I set the Width and Depth for this Definition to 5 1/2" to match the end posts.  Under the Offsets section, I set Start value to match the negative 3'-0" (-3') I set for the end posts.  There is no need to adjust the X Offset because mullions are automatically based on the center line set by the Division values.

Once the Posts have been defined, they can be assigned to this custom Curtain Wall Style.  Illustrated to the right I show that I have returned to the Primary Division, Posts, and set the Default Frame Assignment to "6x6 Start Post" with a Location of "Left".  I also added a New Frame Assignment and set it to "6x6 End Post" with a Location of "Right".  For the intermediate posts, I used the Default Mullion Assignment and set it to "6x6 Intermediate Posts".

3Conclusion
For the more advanced: using the right and left Posts for Block Attachment.

In the discussion above I created a Frame Definition for a Right and a Left Post which were Assigned to the Primary Division with matching Location Settings.  The reason I created a separate Right and Left Post has to do with how Architectural Desktop's Curtain Wall Frame reads its Frame as a contiguous entity.

Illustrated to the right I show that under the Model Display Representation for this Curtain Wall Style, I have set an Override and used the "Other" tab to Add... a custom Block of a concrete pad.  Notice that I am only using the "Draw Custom Graphics" option and not the "Replace Graphics" option because I don't want to remove the Post, just add something to it.  For the "6x6 End Post" I can attach my Block to the Bottom of the Frame (renamed 6x6 End Post), but for the Start Post I have to attach the Block to Top of the Frame (renamed 6x6 Top Post) and then Mirror the Block in the Z-axis.  If I don't go through all of this tedious work, the pier block would end up on top of the Start Post.

I also added my pier pad Block to the Intermediate Posts using the same settings as those for the End Post.
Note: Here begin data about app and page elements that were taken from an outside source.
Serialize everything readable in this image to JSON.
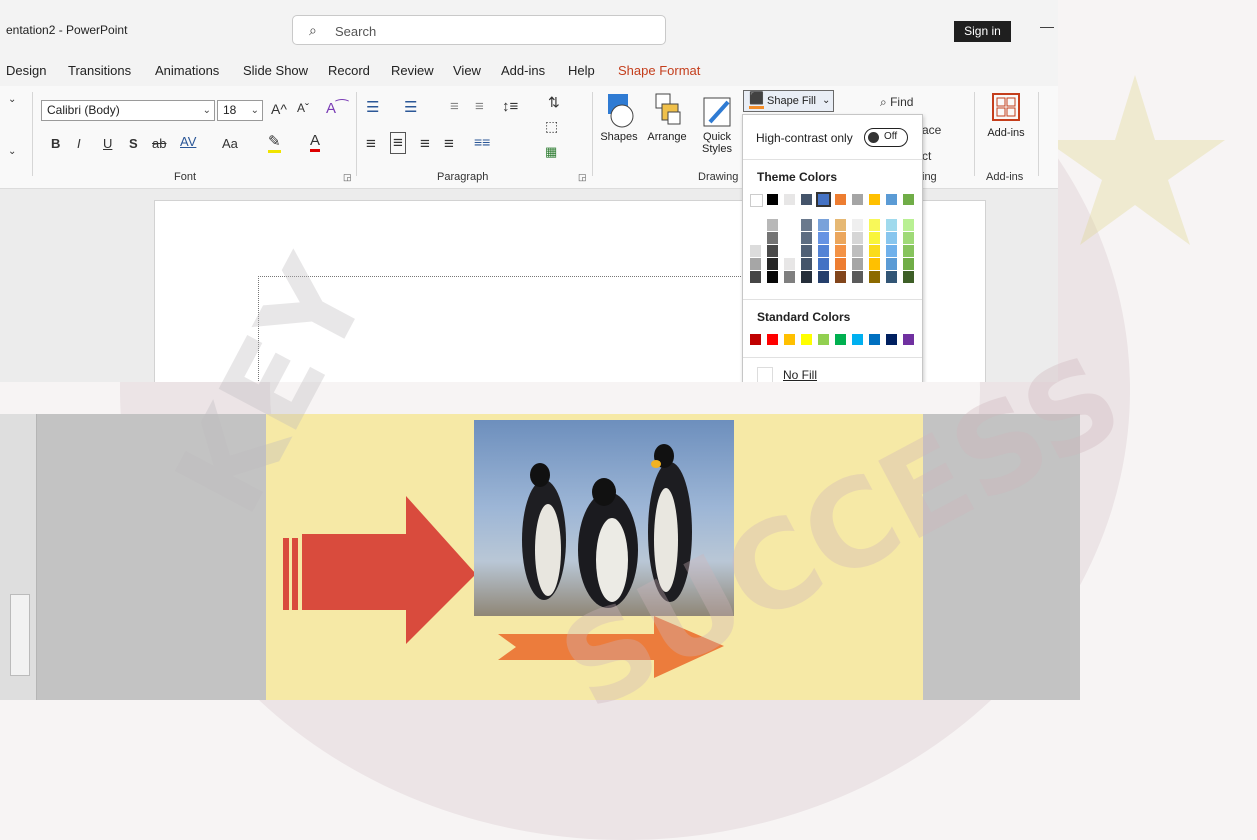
{
  "window": {
    "title": "entation2 - PowerPoint"
  },
  "search": {
    "placeholder": "Search"
  },
  "account": {
    "sign_in_label": "Sign in"
  },
  "tabs": [
    {
      "label": "Design"
    },
    {
      "label": "Transitions"
    },
    {
      "label": "Animations"
    },
    {
      "label": "Slide Show"
    },
    {
      "label": "Record"
    },
    {
      "label": "Review"
    },
    {
      "label": "View"
    },
    {
      "label": "Add-ins"
    },
    {
      "label": "Help"
    },
    {
      "label": "Shape Format"
    }
  ],
  "font_group": {
    "font_name": "Calibri (Body)",
    "font_size": "18",
    "bold": "B",
    "italic": "I",
    "underline": "U",
    "shadow": "S",
    "strike": "ab",
    "spacing": "AV",
    "change_case": "Aa",
    "grow": "A^",
    "shrink": "Aˇ",
    "label": "Font"
  },
  "paragraph_group": {
    "label": "Paragraph"
  },
  "drawing_group": {
    "shapes_label": "Shapes",
    "arrange_label": "Arrange",
    "quick_styles_label_1": "Quick",
    "quick_styles_label_2": "Styles",
    "label": "Drawing"
  },
  "editing_group": {
    "find_label": "Find",
    "replace_label": "ace",
    "select_label": "ct",
    "label": "ing"
  },
  "addins_group": {
    "button_label": "Add-ins",
    "label": "Add-ins"
  },
  "shape_fill": {
    "button_label": "Shape Fill",
    "high_contrast_label": "High-contrast only",
    "toggle_state": "Off",
    "theme_colors_label": "Theme Colors",
    "standard_colors_label": "Standard Colors",
    "no_fill_label": "No Fill",
    "theme_colors": [
      "#ffffff",
      "#000000",
      "#e7e6e6",
      "#44546a",
      "#4472c4",
      "#ed7d31",
      "#a5a5a5",
      "#ffc000",
      "#5b9bd5",
      "#70ad47"
    ],
    "standard_colors": [
      "#c00000",
      "#ff0000",
      "#ffc000",
      "#ffff00",
      "#92d050",
      "#00b050",
      "#00b0f0",
      "#0070c0",
      "#002060",
      "#7030a0"
    ]
  },
  "watermark": {
    "line1": "KEY",
    "line2": "SUCCESS"
  },
  "colors": {
    "accent": "#c43e1c",
    "ribbon": "#f9f9f9",
    "slide_bg": "#f6e9a6"
  }
}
When you start to go out on a limb with customization in Architectural Desktop it seems that you always get bitten by weird limitations.  In this case, as soon as you use the option to add a custom Display Component, you lose the ability to control the Component By Material under the Layer/Color/Linetype tab.  This means that you cannot assign a Material to the Posts.  In VizRender you can drop a Material on the Posts to remedy this problem but if you are not skilled at this type of work, you may not like this last bit of customization work.

 

 

Copyright 2007 ARCHIdigm. All rights reserved.